(Website and app data records)
Start of Block
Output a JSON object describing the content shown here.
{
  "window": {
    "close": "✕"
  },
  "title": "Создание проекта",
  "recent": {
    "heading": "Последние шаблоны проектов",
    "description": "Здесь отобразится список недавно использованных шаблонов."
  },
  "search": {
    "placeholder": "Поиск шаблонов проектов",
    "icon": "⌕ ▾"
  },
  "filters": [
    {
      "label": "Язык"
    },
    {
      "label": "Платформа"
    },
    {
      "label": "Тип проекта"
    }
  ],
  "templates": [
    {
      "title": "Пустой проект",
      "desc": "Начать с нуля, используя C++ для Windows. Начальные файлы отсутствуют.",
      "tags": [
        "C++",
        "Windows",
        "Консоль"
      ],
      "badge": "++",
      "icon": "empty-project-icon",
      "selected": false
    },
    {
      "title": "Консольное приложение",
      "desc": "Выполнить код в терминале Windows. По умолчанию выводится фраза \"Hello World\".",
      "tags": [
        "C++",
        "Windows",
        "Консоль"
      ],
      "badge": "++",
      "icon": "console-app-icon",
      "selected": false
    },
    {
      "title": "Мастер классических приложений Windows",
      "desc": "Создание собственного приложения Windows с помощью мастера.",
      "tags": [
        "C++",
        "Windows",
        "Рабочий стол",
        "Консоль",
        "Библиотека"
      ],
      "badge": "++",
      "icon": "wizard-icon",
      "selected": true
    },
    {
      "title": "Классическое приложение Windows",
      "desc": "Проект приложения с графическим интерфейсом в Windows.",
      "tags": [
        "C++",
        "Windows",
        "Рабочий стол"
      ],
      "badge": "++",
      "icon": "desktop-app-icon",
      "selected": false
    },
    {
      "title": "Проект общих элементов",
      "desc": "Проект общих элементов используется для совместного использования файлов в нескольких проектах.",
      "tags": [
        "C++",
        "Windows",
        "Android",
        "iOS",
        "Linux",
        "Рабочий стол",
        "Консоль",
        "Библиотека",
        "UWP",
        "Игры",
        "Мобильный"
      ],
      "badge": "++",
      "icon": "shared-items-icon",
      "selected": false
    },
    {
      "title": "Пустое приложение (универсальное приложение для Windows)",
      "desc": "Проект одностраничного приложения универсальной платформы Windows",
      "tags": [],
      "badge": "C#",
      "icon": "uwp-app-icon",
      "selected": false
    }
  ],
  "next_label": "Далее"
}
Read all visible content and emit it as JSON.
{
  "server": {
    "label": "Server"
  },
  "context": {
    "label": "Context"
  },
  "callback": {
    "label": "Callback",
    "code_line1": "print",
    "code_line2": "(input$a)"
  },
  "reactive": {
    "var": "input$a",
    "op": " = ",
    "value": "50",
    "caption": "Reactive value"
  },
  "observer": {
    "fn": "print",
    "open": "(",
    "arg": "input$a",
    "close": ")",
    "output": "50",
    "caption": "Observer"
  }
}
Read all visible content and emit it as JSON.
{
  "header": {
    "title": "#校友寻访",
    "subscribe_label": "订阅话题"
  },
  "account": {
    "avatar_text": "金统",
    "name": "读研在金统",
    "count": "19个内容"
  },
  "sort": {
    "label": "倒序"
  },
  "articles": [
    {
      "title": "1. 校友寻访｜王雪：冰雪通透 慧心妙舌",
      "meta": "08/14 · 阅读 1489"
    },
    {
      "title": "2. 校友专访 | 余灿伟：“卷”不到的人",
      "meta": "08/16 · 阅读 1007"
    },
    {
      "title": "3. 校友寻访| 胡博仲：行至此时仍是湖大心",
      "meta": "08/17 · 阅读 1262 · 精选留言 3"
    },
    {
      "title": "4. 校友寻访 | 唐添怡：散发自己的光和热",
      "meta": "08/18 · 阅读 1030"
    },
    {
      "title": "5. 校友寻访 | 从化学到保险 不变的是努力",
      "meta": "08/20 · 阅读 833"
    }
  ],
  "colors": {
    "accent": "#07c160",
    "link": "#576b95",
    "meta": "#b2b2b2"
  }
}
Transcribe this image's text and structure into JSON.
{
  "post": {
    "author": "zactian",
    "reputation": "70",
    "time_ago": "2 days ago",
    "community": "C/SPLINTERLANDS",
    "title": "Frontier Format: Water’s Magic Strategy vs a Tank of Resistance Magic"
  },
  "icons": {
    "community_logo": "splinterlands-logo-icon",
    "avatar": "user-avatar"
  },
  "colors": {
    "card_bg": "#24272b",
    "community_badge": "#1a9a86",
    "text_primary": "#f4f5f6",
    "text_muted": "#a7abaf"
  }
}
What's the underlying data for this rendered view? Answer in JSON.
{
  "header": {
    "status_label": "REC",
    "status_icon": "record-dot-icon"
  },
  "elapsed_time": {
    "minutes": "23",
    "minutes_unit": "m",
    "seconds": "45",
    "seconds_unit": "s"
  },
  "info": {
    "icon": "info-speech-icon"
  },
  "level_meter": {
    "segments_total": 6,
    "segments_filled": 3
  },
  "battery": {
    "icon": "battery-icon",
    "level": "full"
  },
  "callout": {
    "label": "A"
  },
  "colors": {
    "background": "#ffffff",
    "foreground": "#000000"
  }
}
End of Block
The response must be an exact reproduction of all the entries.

Output a JSON object describing the content shown here.
{
  "window": {
    "close": "✕"
  },
  "title": "Создание проекта",
  "recent": {
    "heading": "Последние шаблоны проектов",
    "description": "Здесь отобразится список недавно использованных шаблонов."
  },
  "search": {
    "placeholder": "Поиск шаблонов проектов",
    "icon": "⌕ ▾"
  },
  "filters": [
    {
      "label": "Язык"
    },
    {
      "label": "Платформа"
    },
    {
      "label": "Тип проекта"
    }
  ],
  "templates": [
    {
      "title": "Пустой проект",
      "desc": "Начать с нуля, используя C++ для Windows. Начальные файлы отсутствуют.",
      "tags": [
        "C++",
        "Windows",
        "Консоль"
      ],
      "badge": "++",
      "icon": "empty-project-icon",
      "selected": false
    },
    {
      "title": "Консольное приложение",
      "desc": "Выполнить код в терминале Windows. По умолчанию выводится фраза \"Hello World\".",
      "tags": [
        "C++",
        "Windows",
        "Консоль"
      ],
      "badge": "++",
      "icon": "console-app-icon",
      "selected": false
    },
    {
      "title": "Мастер классических приложений Windows",
      "desc": "Создание собственного приложения Windows с помощью мастера.",
      "tags": [
        "C++",
        "Windows",
        "Рабочий стол",
        "Консоль",
        "Библиотека"
      ],
      "badge": "++",
      "icon": "wizard-icon",
      "selected": true
    },
    {
      "title": "Классическое приложение Windows",
      "desc": "Проект приложения с графическим интерфейсом в Windows.",
      "tags": [
        "C++",
        "Windows",
        "Рабочий стол"
      ],
      "badge": "++",
      "icon": "desktop-app-icon",
      "selected": false
    },
    {
      "title": "Проект общих элементов",
      "desc": "Проект общих элементов используется для совместного использования файлов в нескольких проектах.",
      "tags": [
        "C++",
        "Windows",
        "Android",
        "iOS",
        "Linux",
        "Рабочий стол",
        "Консоль",
        "Библиотека",
        "UWP",
        "Игры",
        "Мобильный"
      ],
      "badge": "++",
      "icon": "shared-items-icon",
      "selected": false
    },
    {
      "title": "Пустое приложение (универсальное приложение для Windows)",
      "desc": "Проект одностраничного приложения универсальной платформы Windows",
      "tags": [],
      "badge": "C#",
      "icon": "uwp-app-icon",
      "selected": false
    }
  ],
  "next_label": "Далее"
}
Read all visible content and emit it as JSON.
{
  "server": {
    "label": "Server"
  },
  "context": {
    "label": "Context"
  },
  "callback": {
    "label": "Callback",
    "code_line1": "print",
    "code_line2": "(input$a)"
  },
  "reactive": {
    "var": "input$a",
    "op": " = ",
    "value": "50",
    "caption": "Reactive value"
  },
  "observer": {
    "fn": "print",
    "open": "(",
    "arg": "input$a",
    "close": ")",
    "output": "50",
    "caption": "Observer"
  }
}
Read all visible content and emit it as JSON.
{
  "header": {
    "title": "#校友寻访",
    "subscribe_label": "订阅话题"
  },
  "account": {
    "avatar_text": "金统",
    "name": "读研在金统",
    "count": "19个内容"
  },
  "sort": {
    "label": "倒序"
  },
  "articles": [
    {
      "title": "1. 校友寻访｜王雪：冰雪通透 慧心妙舌",
      "meta": "08/14 · 阅读 1489"
    },
    {
      "title": "2. 校友专访 | 余灿伟：“卷”不到的人",
      "meta": "08/16 · 阅读 1007"
    },
    {
      "title": "3. 校友寻访| 胡博仲：行至此时仍是湖大心",
      "meta": "08/17 · 阅读 1262 · 精选留言 3"
    },
    {
      "title": "4. 校友寻访 | 唐添怡：散发自己的光和热",
      "meta": "08/18 · 阅读 1030"
    },
    {
      "title": "5. 校友寻访 | 从化学到保险 不变的是努力",
      "meta": "08/20 · 阅读 833"
    }
  ],
  "colors": {
    "accent": "#07c160",
    "link": "#576b95",
    "meta": "#b2b2b2"
  }
}
Transcribe this image's text and structure into JSON.
{
  "post": {
    "author": "zactian",
    "reputation": "70",
    "time_ago": "2 days ago",
    "community": "C/SPLINTERLANDS",
    "title": "Frontier Format: Water’s Magic Strategy vs a Tank of Resistance Magic"
  },
  "icons": {
    "community_logo": "splinterlands-logo-icon",
    "avatar": "user-avatar"
  },
  "colors": {
    "card_bg": "#24272b",
    "community_badge": "#1a9a86",
    "text_primary": "#f4f5f6",
    "text_muted": "#a7abaf"
  }
}
What's the underlying data for this rendered view? Answer in JSON.
{
  "header": {
    "status_label": "REC",
    "status_icon": "record-dot-icon"
  },
  "elapsed_time": {
    "minutes": "23",
    "minutes_unit": "m",
    "seconds": "45",
    "seconds_unit": "s"
  },
  "info": {
    "icon": "info-speech-icon"
  },
  "level_meter": {
    "segments_total": 6,
    "segments_filled": 3
  },
  "battery": {
    "icon": "battery-icon",
    "level": "full"
  },
  "callout": {
    "label": "A"
  },
  "colors": {
    "background": "#ffffff",
    "foreground": "#000000"
  }
}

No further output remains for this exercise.